Mercedes won its first F1 teams’ title in Russia last year, having returned to the sport as a works constructor in 2010. When it last enjoyed such status in the 1950s, there was no championship for the teams.

Just as it did in 2014, Mercedes has dominated proceedings in F1 this season, winning all but three races and sweeping to eight one-two finishes to leave drivers Lewis Hamilton (pictured) and Nico Rosberg battling for the drivers’ title for the second straight year.

Now, Mercedes seeks the knock-out blow in the constructors’ title race by officially wrapping it up in Sochi this weekend.

To do so, the team must simply outscore rivals Ferrari by three points this weekend. The lead currently stands at 169 points, with 215 still on offer. After Sochi, there will be 172 remaining.

“We return to Russia with positive memories from last season, when the team sealed the first constructors’ title for Mercedes-Benz with a one-two finish,” team boss Toto Wolff said.

“A repeat performance in Sochi would be fantastic and this is absolutely the target – but we are under no illusions that it will come easy. The job is not done yet.”

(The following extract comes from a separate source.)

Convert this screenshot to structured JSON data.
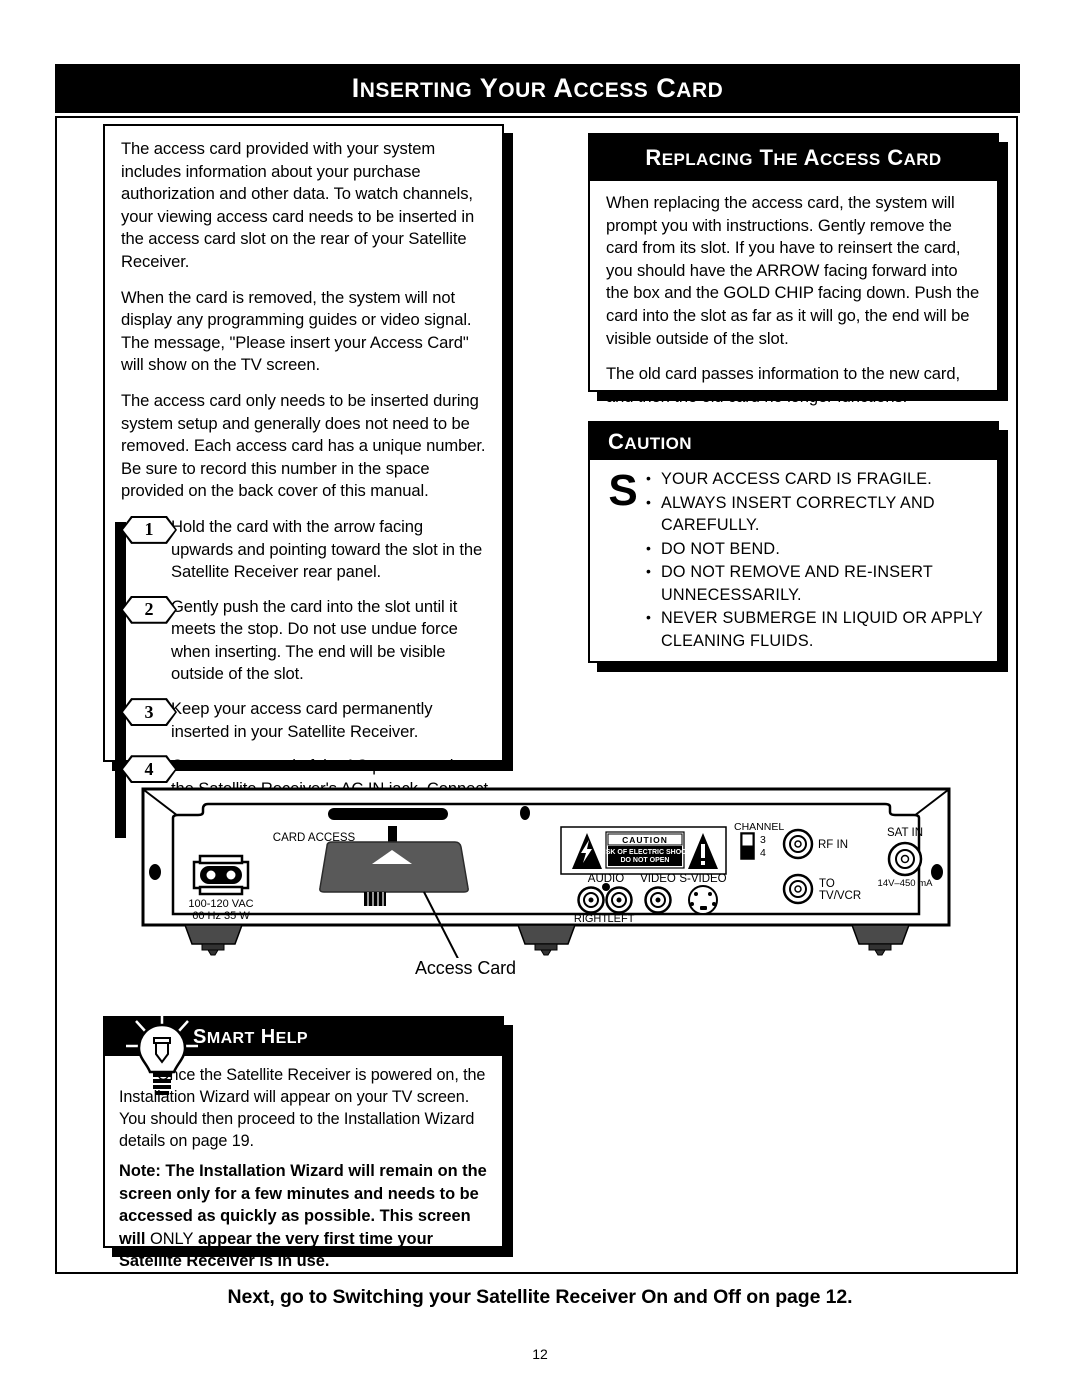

The tire allocation for this weekend’s race could pose problems to Mercedes just as it did in Singapore, potentially allowing Ferrari to spoil the party and delay the victory celebrations at Brackley.

However, if the form book is to be trusted, Sochi could be playing host to another Mercedes party on Sunday night with a second world title in the bag for the Silver Arrows.